--- WHAT YOU NEED TO DO ---
Every record is to be duplicated exactly as it reads, without its images.

(Web page and app entries)

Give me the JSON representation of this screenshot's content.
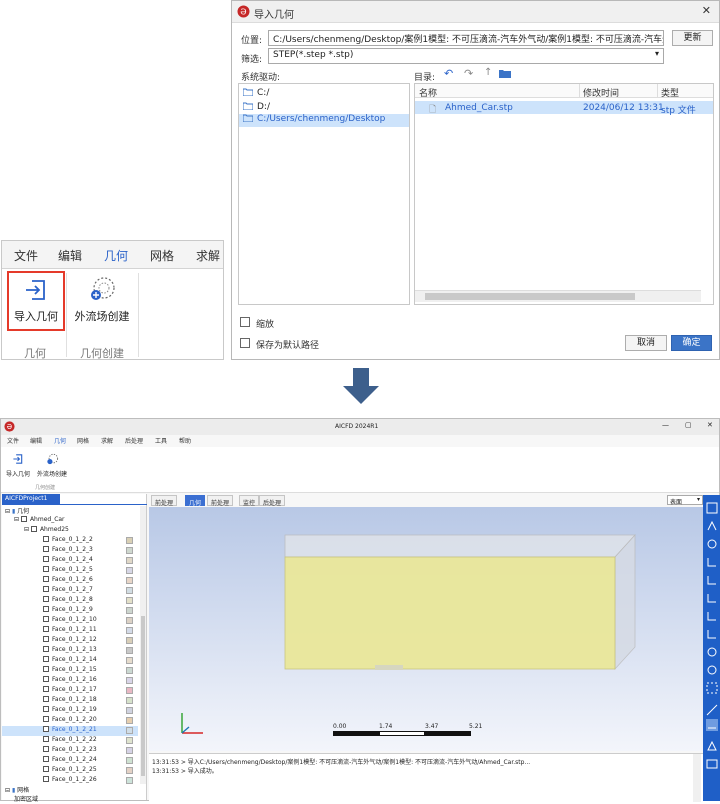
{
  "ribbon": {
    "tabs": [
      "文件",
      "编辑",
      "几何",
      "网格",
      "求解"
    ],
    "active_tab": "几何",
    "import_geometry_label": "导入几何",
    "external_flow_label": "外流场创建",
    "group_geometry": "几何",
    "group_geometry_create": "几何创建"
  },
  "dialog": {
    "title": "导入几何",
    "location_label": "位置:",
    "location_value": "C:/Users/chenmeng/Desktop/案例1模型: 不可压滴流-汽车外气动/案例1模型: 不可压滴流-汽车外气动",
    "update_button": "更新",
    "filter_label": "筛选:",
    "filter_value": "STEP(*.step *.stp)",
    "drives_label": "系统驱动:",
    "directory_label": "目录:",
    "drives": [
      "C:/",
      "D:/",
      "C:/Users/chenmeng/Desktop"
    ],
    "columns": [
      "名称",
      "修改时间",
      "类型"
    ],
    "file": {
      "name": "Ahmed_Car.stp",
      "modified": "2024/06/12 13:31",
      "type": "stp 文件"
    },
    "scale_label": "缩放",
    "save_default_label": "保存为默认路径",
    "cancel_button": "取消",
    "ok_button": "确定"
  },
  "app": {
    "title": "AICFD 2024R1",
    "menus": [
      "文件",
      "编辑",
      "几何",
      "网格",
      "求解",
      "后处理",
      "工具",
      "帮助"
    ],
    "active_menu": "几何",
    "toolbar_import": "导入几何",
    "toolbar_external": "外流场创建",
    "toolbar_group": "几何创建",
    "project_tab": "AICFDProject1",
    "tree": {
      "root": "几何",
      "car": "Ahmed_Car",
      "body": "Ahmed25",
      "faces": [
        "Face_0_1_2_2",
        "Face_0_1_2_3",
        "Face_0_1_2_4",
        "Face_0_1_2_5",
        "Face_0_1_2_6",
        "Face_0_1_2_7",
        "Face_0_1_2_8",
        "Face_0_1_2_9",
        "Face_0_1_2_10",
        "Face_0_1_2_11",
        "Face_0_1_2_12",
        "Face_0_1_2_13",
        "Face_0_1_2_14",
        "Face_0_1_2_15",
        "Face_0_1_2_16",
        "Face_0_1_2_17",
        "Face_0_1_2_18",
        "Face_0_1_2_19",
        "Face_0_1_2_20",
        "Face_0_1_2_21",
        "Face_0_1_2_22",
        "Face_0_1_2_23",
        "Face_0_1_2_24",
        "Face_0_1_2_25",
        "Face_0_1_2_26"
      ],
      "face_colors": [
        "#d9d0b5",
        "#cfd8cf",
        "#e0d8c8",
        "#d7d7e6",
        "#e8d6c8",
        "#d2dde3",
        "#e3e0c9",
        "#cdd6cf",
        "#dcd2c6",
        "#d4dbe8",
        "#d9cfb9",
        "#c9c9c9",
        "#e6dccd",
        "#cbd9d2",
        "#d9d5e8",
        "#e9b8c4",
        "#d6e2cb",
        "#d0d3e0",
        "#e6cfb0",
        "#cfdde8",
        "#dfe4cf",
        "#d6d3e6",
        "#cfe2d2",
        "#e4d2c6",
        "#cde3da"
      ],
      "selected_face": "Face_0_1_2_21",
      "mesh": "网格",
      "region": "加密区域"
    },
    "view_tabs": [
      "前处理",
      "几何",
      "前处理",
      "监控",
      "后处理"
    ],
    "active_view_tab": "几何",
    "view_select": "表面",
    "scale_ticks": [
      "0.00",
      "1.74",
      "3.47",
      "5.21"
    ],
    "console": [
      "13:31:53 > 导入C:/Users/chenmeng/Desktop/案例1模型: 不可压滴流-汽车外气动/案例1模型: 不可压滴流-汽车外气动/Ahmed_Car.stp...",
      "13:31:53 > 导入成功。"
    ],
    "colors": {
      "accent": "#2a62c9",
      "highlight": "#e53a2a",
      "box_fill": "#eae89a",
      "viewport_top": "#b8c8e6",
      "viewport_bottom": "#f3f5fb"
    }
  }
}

--- RESPONSE TO THE EXERCISE ---
Give me the JSON representation of this screenshot's content.
{
  "ribbon": {
    "tabs": [
      "文件",
      "编辑",
      "几何",
      "网格",
      "求解"
    ],
    "active_tab": "几何",
    "import_geometry_label": "导入几何",
    "external_flow_label": "外流场创建",
    "group_geometry": "几何",
    "group_geometry_create": "几何创建"
  },
  "dialog": {
    "title": "导入几何",
    "location_label": "位置:",
    "location_value": "C:/Users/chenmeng/Desktop/案例1模型: 不可压滴流-汽车外气动/案例1模型: 不可压滴流-汽车外气动",
    "update_button": "更新",
    "filter_label": "筛选:",
    "filter_value": "STEP(*.step *.stp)",
    "drives_label": "系统驱动:",
    "directory_label": "目录:",
    "drives": [
      "C:/",
      "D:/",
      "C:/Users/chenmeng/Desktop"
    ],
    "columns": [
      "名称",
      "修改时间",
      "类型"
    ],
    "file": {
      "name": "Ahmed_Car.stp",
      "modified": "2024/06/12 13:31",
      "type": "stp 文件"
    },
    "scale_label": "缩放",
    "save_default_label": "保存为默认路径",
    "cancel_button": "取消",
    "ok_button": "确定"
  },
  "app": {
    "title": "AICFD 2024R1",
    "menus": [
      "文件",
      "编辑",
      "几何",
      "网格",
      "求解",
      "后处理",
      "工具",
      "帮助"
    ],
    "active_menu": "几何",
    "toolbar_import": "导入几何",
    "toolbar_external": "外流场创建",
    "toolbar_group": "几何创建",
    "project_tab": "AICFDProject1",
    "tree": {
      "root": "几何",
      "car": "Ahmed_Car",
      "body": "Ahmed25",
      "faces": [
        "Face_0_1_2_2",
        "Face_0_1_2_3",
        "Face_0_1_2_4",
        "Face_0_1_2_5",
        "Face_0_1_2_6",
        "Face_0_1_2_7",
        "Face_0_1_2_8",
        "Face_0_1_2_9",
        "Face_0_1_2_10",
        "Face_0_1_2_11",
        "Face_0_1_2_12",
        "Face_0_1_2_13",
        "Face_0_1_2_14",
        "Face_0_1_2_15",
        "Face_0_1_2_16",
        "Face_0_1_2_17",
        "Face_0_1_2_18",
        "Face_0_1_2_19",
        "Face_0_1_2_20",
        "Face_0_1_2_21",
        "Face_0_1_2_22",
        "Face_0_1_2_23",
        "Face_0_1_2_24",
        "Face_0_1_2_25",
        "Face_0_1_2_26"
      ],
      "face_colors": [
        "#d9d0b5",
        "#cfd8cf",
        "#e0d8c8",
        "#d7d7e6",
        "#e8d6c8",
        "#d2dde3",
        "#e3e0c9",
        "#cdd6cf",
        "#dcd2c6",
        "#d4dbe8",
        "#d9cfb9",
        "#c9c9c9",
        "#e6dccd",
        "#cbd9d2",
        "#d9d5e8",
        "#e9b8c4",
        "#d6e2cb",
        "#d0d3e0",
        "#e6cfb0",
        "#cfdde8",
        "#dfe4cf",
        "#d6d3e6",
        "#cfe2d2",
        "#e4d2c6",
        "#cde3da"
      ],
      "selected_face": "Face_0_1_2_21",
      "mesh": "网格",
      "region": "加密区域"
    },
    "view_tabs": [
      "前处理",
      "几何",
      "前处理",
      "监控",
      "后处理"
    ],
    "active_view_tab": "几何",
    "view_select": "表面",
    "scale_ticks": [
      "0.00",
      "1.74",
      "3.47",
      "5.21"
    ],
    "console": [
      "13:31:53 > 导入C:/Users/chenmeng/Desktop/案例1模型: 不可压滴流-汽车外气动/案例1模型: 不可压滴流-汽车外气动/Ahmed_Car.stp...",
      "13:31:53 > 导入成功。"
    ],
    "colors": {
      "accent": "#2a62c9",
      "highlight": "#e53a2a",
      "box_fill": "#eae89a",
      "viewport_top": "#b8c8e6",
      "viewport_bottom": "#f3f5fb"
    }
  }
}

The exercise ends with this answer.